The Sixth Street Embankment, a target of preservationists and developers alike has had some problems in recent weeks. Yesterday chunks of the stone wall began falling from the section west of Erie Street. The fire department cordoned off the corner to protect pedestrians.
Several weeks earlier the embankment, the section of the Embankment at Marin Blvd caught fire.
The Sixth Street embankment once supported eight elevated rail lines connecting the Jersey City waterfront with rail cuts through the Palisades Cliffs and served as one of several conduits for goods coming and going from the port and industrial complexes along the river. The tracks have long since been abandoned.
In more recent years, developer Steve Hyman has been attempting to gain approval to construct housing either on top of the embankment or on the property after removing the structure. Local preservationists would like the embankment converted to an elevated park, similar to New York’s High Line Park, now under construction and set to open this summer.

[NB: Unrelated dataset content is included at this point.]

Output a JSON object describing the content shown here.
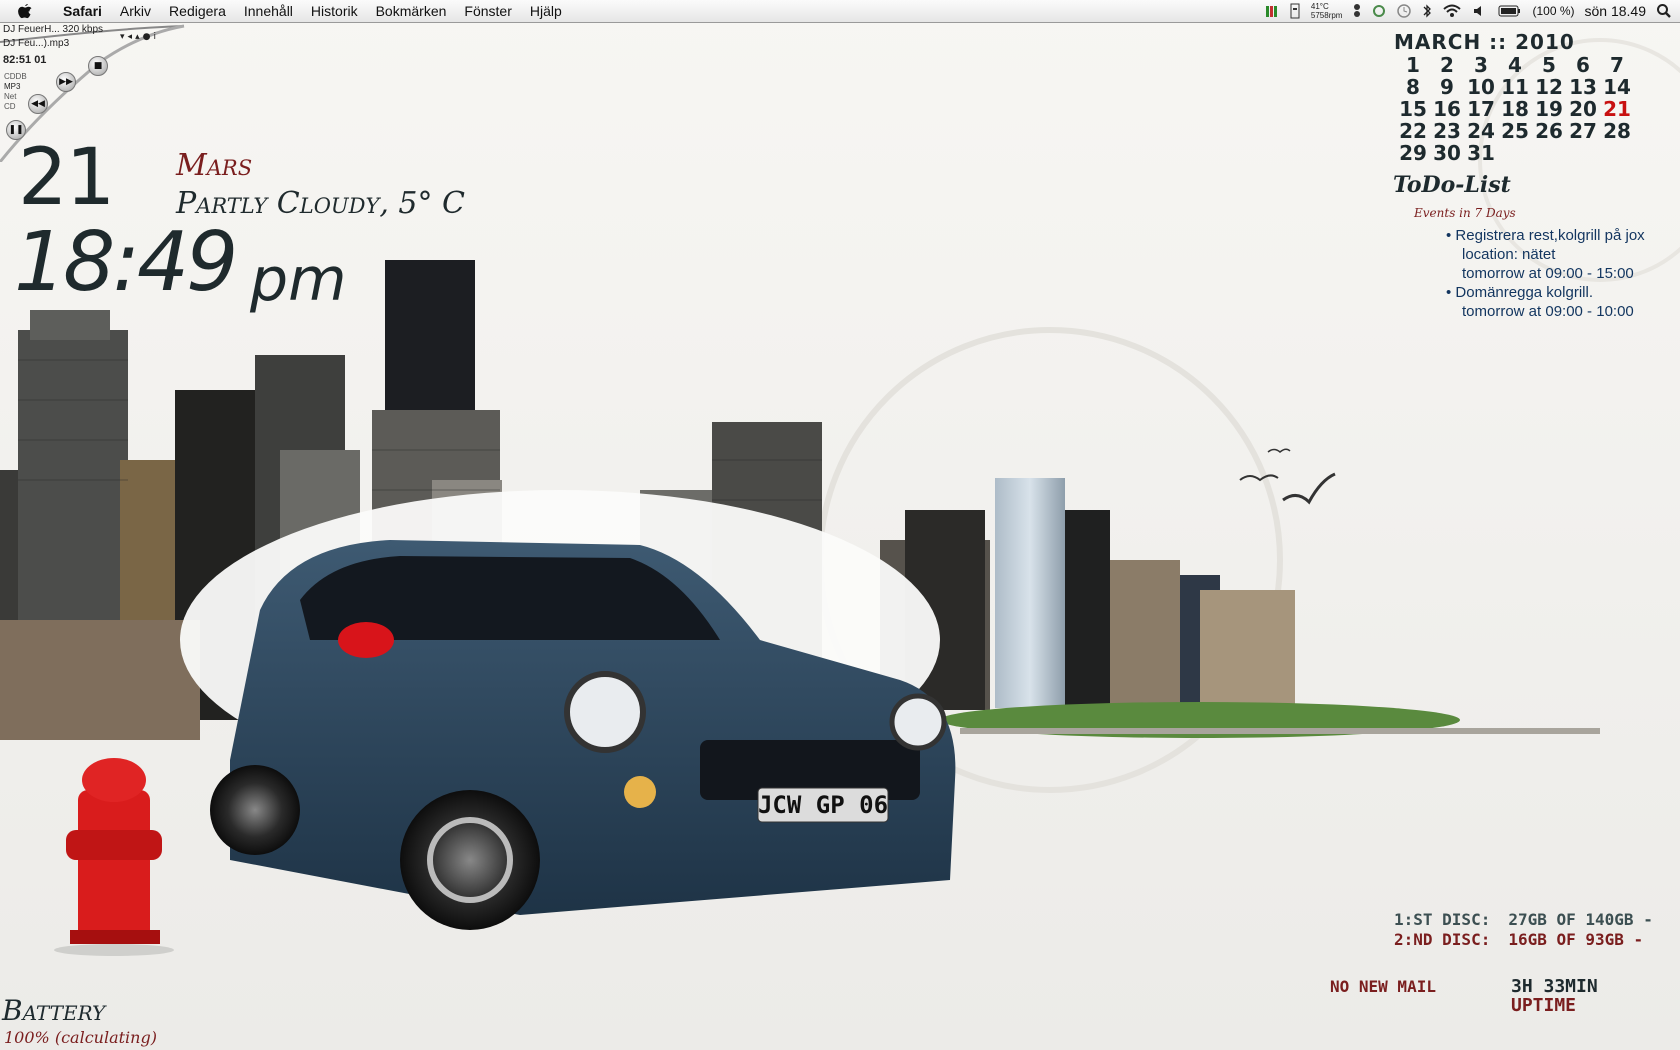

The main point of contention in the struggle has been an illegal sale of the property by Conrail to Hyman; railroad properties, particularly right of ways, must follow a specific process before being sold off as private property.
In addition to Hyman’s plan to construct housing on the property, Mayor Healy has floated using the property for an extension of the light rail system, connecting the waterfront to the Secaucus Transfer station via the Bergen Arches. The plan would provide mass transit access to the Heights neighborhood.
In an attempt to appease Healy’s administration, Hyman then floated a plan to construct both housing and a light rail line connected to Journal Square.
Preservation groups insist on building a park and no light rail line.